Gafuik suffers from a rare condition called Addison's disease, which prohibits the body from producing adrenaline.
As a result, he tires easily. He struggles to recover from injuries -- and gymnasts spend virtually their entire lives with all kinds of aches and pains most of us never encounter.
"If he gets into a weird place, you can just tell," Shewfelt said. "His eyes glass over. He gets a little shaky and starts talking weird. You have to get on it right away because he can die. Easily."
Earlier this year, Gafuik split his ear open on the parallel bars during a friendly competition against the United States.
The training staff rushed him to Foothills Hospital in Calgary as a precaution.
"For a normal person like you or I, our adrenaline would kick in," Shewfelt said. "But not for Nathan. His body works against him."
From the tender age of six, Gafuik showed tremendous promise and had the coaches whispering about the future Olympic medallist in their midst. But then Gafuik crashed. At the age of 11, his improvement stopped. And so did his growth.
Other boys turned into men. Gafuik's development was suspended in time. His coach, Tony Smith, couldn't figure out why. No one could, until Gafuik ended up in hospital in 2005 with severe dehydration. The doctors finally came up with an explanation for all the troubles.
The mystery solved, Gafuik could have quit, but he decided to keep chasing his Olympic dream. In 2004, he went to Athens as a reserve gymnast for the Summer Olympics. At one point, his nickname was Alter-Nate, due to his constant role as a spectator for major events. But not now. Along with national champion Adam Wong, Gafuik is considered one of Canada's top all-around gymnasts.
"We've got all his medications at the right level," Smith said. "We downplay the Addison's all time. We try not to use it as a reason for any type of failure."
If Shewfelt ever starts feeling sorry for himself, he looks over at Gafuik and knows he's not the only one who fought daunting adversity to get here.
"What he does with what he has been given in life is pretty phenomenal," Shewfelt said. "He's an inspiration."
Indeed. So how's he doing early on?
The strongest Canadian team ever assembled crashed out of the men's Olympic artistic gymnastics competition Saturday at the qualifying stage. Defending Olympic floor exercise gold medallist Kyle Shewfelt? Done. The team itself? Eliminated.

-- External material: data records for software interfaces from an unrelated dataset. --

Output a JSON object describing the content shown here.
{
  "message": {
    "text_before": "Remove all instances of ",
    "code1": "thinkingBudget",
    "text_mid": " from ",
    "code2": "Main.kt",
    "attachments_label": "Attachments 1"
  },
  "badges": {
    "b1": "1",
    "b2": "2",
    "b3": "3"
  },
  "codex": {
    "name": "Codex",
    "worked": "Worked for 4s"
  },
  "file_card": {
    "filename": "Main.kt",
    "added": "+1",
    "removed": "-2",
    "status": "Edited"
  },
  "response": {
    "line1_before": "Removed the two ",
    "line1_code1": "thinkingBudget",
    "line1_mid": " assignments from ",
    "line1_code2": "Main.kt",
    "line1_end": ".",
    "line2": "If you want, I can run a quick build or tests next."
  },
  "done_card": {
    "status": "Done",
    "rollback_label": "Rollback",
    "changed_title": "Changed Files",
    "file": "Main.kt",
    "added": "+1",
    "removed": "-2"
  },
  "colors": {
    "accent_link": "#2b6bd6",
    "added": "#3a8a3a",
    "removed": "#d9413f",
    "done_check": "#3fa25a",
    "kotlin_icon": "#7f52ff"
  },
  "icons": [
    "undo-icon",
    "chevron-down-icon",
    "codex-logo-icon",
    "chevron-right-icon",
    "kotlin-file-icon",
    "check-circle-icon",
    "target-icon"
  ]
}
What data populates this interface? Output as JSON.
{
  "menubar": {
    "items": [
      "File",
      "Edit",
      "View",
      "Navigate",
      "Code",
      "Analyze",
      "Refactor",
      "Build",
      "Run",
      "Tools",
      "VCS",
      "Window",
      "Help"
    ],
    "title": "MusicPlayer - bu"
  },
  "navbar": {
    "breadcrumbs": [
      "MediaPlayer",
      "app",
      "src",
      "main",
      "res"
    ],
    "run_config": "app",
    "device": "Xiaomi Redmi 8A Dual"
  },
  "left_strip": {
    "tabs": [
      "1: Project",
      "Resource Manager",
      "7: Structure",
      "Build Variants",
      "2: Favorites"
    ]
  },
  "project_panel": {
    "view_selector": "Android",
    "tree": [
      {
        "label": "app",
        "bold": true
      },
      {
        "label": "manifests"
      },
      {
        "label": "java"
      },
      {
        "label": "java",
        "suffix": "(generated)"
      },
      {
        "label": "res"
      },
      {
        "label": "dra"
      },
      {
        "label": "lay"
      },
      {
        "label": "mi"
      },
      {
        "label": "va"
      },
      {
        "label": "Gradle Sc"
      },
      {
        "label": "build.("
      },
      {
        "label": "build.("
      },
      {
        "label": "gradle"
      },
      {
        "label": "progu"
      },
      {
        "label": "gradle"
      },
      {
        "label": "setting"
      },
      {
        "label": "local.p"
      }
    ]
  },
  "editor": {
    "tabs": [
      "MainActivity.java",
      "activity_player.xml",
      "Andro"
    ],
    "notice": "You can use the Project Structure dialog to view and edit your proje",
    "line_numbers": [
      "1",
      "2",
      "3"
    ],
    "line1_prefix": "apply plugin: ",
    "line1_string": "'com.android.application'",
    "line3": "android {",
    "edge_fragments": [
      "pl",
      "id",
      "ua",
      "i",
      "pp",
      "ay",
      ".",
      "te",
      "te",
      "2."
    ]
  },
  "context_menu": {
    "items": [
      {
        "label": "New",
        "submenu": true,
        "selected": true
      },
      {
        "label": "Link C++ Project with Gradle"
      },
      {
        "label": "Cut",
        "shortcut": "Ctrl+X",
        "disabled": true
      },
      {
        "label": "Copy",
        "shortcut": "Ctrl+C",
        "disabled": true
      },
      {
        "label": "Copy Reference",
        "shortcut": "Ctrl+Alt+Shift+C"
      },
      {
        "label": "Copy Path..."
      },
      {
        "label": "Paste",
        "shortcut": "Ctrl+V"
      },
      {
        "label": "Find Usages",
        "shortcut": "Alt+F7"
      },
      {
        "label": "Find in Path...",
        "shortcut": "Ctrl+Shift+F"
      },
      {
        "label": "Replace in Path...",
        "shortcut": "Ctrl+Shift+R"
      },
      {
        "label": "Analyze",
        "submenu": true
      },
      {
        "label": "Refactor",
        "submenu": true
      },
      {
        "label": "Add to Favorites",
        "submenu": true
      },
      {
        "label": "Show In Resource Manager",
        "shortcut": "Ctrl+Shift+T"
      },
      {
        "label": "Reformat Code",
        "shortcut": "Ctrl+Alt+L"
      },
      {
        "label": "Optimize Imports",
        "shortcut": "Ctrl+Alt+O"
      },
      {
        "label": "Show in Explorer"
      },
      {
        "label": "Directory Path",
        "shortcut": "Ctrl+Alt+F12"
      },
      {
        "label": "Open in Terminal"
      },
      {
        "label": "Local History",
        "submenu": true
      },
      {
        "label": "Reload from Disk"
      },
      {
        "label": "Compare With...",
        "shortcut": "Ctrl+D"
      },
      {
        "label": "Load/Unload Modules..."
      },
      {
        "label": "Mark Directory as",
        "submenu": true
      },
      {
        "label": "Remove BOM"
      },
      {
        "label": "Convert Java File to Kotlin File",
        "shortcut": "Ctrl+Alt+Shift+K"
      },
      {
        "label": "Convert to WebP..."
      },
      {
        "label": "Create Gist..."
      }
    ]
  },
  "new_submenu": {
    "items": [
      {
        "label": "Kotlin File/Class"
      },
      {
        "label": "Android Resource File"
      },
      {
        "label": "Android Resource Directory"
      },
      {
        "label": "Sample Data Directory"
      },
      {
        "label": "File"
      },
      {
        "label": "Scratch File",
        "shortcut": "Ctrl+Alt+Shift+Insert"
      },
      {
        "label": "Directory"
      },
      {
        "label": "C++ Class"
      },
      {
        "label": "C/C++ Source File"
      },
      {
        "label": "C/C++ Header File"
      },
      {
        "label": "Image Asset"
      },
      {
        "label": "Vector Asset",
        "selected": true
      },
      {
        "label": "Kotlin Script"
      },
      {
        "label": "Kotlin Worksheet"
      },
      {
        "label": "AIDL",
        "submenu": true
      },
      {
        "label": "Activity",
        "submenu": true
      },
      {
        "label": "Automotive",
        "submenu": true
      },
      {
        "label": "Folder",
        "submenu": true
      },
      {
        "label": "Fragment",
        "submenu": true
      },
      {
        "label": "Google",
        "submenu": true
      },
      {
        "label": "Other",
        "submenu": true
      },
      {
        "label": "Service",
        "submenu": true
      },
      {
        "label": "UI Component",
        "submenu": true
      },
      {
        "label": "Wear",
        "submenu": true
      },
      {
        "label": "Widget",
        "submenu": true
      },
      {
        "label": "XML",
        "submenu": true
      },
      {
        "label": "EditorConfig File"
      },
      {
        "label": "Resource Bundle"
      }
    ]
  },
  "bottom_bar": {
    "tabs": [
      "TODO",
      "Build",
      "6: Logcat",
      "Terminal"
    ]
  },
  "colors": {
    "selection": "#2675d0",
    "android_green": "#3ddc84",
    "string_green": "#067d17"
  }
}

The only survivors to be found in the debris field were Nathan Gafuik and Adam Wong, who cracked the top 24 on all six apparatus to advance to the all-around final.
You go, boy.